  • Jesus Rodriguez details WCF’s new Durable Service support in .NET 3.5. I get the need for the [DurableServiceBehavior] attribute, but do I really have to adorn each of the service methods with [DurableOperationBehavior] too? That seems redundant. Also, I wonder how this looks at the channel layer?
  • Speaking of WCF’s channel layer, I recently picked up a copy of Inside Windows Communication Foundation by Justin Smith. This is the first book I’ve found that has more coverage of the channel layer than the service layer, so I like it.
  • Dare writes about Web3S, Windows Live’s general purpose REST protocol. Apparently, WL started with Atom Publishing Protocol, but found that it didn’t meet their needs around hierarchy and granular updates. David Ing says it’s “not that similar” to my concept of REST, but I going to read the spec before I comment.
  • Scott Hanselman writes about how he learned to program and some thoughts about teaching his son. Patrick has recently started expressing interest in programming (he want’s to do what Daddy does). At four, I’m thinking I’ll start him on Scratch (though ToonTalk looks interesting). As he gets older, I was thinking about Squeak, though I’m a smalltalk noob. I really like Scott’s idea of creating a connection to the physical world via something like Mindstorms. Patrick loves Lego almost as much as his dad, so that would be cool.

Morning Doughnuts 7

Once again I get the chance to fill in for Harry while he is gone. I will attempt to keep up with the high standard he has set.
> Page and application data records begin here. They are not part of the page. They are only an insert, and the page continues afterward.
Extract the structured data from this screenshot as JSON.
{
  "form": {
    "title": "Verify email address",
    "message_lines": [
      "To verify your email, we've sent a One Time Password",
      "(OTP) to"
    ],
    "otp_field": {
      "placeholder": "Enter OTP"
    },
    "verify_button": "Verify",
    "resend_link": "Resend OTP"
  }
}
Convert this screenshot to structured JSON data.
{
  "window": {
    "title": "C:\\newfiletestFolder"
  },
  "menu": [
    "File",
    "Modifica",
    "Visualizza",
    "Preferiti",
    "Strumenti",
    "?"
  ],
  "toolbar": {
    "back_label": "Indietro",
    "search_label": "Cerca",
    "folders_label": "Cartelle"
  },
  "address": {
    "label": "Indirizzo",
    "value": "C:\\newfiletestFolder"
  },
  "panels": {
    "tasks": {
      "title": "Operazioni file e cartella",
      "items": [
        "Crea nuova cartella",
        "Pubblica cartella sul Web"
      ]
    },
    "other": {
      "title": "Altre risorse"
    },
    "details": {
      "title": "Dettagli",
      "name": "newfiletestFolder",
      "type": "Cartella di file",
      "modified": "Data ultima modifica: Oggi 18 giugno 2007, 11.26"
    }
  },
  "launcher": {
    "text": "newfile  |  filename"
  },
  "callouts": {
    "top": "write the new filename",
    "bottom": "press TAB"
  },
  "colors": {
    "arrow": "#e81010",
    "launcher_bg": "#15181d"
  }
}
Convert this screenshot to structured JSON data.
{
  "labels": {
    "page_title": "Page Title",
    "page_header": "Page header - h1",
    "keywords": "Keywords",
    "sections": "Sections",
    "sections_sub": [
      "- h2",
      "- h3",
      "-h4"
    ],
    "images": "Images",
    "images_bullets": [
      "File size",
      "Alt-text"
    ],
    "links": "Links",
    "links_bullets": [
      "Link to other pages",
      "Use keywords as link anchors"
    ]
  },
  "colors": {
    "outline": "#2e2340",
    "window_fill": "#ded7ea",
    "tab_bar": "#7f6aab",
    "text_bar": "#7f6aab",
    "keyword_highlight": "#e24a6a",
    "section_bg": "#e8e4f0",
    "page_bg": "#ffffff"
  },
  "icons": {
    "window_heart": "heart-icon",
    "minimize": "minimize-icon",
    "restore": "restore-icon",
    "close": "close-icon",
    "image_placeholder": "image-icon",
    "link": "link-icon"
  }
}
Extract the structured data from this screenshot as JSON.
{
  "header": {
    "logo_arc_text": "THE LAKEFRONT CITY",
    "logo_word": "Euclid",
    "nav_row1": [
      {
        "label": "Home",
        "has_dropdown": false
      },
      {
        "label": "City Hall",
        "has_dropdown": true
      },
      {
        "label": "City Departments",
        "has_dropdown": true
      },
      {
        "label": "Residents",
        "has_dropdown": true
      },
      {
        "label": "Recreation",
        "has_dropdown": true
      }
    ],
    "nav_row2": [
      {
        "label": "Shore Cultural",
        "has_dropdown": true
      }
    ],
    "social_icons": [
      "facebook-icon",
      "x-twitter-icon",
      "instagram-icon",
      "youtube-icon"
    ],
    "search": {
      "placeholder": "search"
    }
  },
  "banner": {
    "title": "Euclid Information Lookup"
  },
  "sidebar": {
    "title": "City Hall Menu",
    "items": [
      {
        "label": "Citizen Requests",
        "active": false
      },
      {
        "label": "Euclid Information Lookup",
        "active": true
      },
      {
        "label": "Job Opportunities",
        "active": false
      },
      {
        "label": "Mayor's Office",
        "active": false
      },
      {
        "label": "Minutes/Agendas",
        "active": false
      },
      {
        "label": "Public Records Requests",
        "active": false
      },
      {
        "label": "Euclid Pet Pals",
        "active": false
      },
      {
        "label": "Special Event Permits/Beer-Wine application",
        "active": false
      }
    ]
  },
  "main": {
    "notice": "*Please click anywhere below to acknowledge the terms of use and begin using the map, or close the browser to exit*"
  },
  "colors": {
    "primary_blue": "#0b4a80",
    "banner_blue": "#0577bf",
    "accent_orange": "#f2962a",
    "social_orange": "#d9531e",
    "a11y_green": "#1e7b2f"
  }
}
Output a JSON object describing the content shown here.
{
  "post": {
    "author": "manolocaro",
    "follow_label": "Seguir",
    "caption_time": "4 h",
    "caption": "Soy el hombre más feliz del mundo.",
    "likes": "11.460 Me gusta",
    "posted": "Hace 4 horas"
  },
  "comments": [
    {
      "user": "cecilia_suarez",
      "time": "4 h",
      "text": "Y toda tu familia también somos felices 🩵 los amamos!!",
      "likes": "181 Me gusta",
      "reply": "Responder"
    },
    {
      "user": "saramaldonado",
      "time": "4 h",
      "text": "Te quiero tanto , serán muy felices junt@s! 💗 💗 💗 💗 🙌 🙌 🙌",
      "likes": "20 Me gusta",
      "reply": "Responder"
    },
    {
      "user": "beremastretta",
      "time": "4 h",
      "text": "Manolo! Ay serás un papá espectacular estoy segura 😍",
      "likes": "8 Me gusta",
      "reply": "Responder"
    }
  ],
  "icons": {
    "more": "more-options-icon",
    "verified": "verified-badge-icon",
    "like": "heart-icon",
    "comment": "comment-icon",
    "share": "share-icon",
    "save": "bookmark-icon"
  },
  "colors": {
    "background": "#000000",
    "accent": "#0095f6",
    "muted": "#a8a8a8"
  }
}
  • Be careful with trampolines. I have a four year old that was bouncing on a trampoline this weekend. He twisted his knee slightly on landing, and decided that the fastest way to get comfort was to jump off the edge. His knee gave out and he fractured his tibia. I don’t think this was how he planned to start his summer. At least he is pretty calm about the whole thing.
  • It looks like there is a good product out there named CliSecure to obfuscate .net code. From what I was able to read it looks like a pretty decent product, even hiding the code while its in memory. (via Larkware)
  • TechEd started this morning. While I am sure Harry will be giving some on-site reports there is a link to the virtual site here.
  • There is a great video showing Gregor Hohpe talking about SOA, and the many unrealistic claims in the industry. If you have read any of Hohpe’s work it is clear that he has a great understanding of the topic. (via Nick Malik)
  • The NBA Finals will begin this week with the Spurs playing the Cavaliers and King LeBron. I wonder if this will help rescue the NBA from what seems to be a real apathy on the part of the average fan. Other than the series between Dallas and Golden State earlier in the play-offs it really seems there haven’t been any compelling stories. The NBA really needs a shot in the arm to become relevant again.